And that's all my fishy thoughts for the day.

7 comments:

keeley cook said...

I check your sight every day for updates :p have you ever thought about sand for your aquarium? Fish like it WAY more. I don't use anything fancy I just use playsand from lows :-) it's 100% fish safe and it's more natural. (It's like 4$ for a 50 pound bag) plants also love it! One of the reasons I recommended it was because your kulhi are always on the floor of the tank and they would like it more. (Also I got an African dwarf frog for my tank he's the best!)

Jeane said...

Yes I have thought of it but I think the plants I have won't do well rooted in sand?

keeley cook said...

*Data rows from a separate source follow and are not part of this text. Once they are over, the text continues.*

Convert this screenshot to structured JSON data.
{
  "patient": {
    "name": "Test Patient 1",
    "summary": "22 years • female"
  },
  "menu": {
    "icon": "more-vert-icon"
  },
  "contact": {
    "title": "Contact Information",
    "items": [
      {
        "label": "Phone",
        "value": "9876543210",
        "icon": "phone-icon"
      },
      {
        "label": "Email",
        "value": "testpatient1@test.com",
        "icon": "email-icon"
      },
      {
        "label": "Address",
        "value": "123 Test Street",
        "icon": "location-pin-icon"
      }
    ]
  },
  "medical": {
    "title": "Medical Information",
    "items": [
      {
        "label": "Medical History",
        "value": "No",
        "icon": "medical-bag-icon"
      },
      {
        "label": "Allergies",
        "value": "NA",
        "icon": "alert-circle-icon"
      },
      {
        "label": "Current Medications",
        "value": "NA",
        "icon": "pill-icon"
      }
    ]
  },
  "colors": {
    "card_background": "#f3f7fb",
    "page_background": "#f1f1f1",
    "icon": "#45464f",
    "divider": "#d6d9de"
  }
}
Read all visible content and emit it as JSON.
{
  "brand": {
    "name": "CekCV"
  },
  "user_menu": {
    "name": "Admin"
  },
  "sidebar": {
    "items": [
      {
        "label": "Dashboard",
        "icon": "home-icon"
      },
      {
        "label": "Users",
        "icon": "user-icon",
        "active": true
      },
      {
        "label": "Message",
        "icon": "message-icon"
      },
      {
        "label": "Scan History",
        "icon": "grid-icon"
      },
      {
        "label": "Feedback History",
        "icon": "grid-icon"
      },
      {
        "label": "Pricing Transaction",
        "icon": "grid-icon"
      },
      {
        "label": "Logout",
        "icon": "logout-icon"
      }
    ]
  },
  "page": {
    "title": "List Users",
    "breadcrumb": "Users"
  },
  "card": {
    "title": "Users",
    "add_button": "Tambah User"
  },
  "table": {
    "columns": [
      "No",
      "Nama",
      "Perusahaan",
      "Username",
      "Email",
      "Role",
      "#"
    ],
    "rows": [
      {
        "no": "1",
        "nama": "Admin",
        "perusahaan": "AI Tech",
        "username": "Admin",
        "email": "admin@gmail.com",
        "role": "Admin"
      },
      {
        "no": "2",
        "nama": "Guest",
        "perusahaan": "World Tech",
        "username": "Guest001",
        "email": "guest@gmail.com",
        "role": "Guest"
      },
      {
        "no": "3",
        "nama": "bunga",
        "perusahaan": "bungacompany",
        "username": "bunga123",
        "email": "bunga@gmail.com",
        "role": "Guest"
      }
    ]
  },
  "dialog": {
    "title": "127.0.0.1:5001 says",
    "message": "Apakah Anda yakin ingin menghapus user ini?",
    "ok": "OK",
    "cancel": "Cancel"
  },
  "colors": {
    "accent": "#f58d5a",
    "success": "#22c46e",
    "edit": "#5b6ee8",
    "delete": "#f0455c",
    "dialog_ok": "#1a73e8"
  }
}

All my plants have transitioned from gravel to sand perfectly :-) I have crypts mostly. I have not seen and I'll effects of sand and it's been almost a year. (If anything you could try it in your small tank before your main one) also! Because you like the apono and it's ruffle leaves you might like cryptocoryne balansae. (If can almost 100% gaurentee your plants won't mind sand) :-)

Jeane said...

I looked at some pics- the crypt balanase is pretty. I'll have to see what kind of light level it needs- I'm still on low/med light and no CO2. I was actually thinking of converting to Eco Complete but then read it can be rough on the kuhlis. How does sand work with root tabs? because since I added those my plants are doing better- they were hungry! (If I do change my substrate, it will wait awhile until I am ready to upgrade the 20 gal for a 40 gal).

Jessie MacIntosh said...

I've been taking care of a huge freshwater tank for the last few months, which has a gravel bottom. It's not been a challenge to maintain, and I'm learning a lot from blogs like yours. On the other hand, the owners are not using live plants.

Jeane said...

So far gravel is working fine for me- the kuhlis don't burrow in it, but they do poke around retrieving bits, and the snails get whatever falls further down. I'm not sure if eco-complete would be any better now- it's supposed to retain nutrients, but it is also inert so have to supplement with the ferts anyway- so I think when I upgrade I will just add a bit more gravel to top off what I've already got- thus not loose part of my bacteria colony as well, and avoid a new cycle. I do want finer-grained gravel like my smaller tank has, but I might sift the main portion to get the biggest pieces out... just thinking.

keeley cook said...

I have root tabs in mine and they work fine :) also crypt b. Can take very low light to high light in my experience :)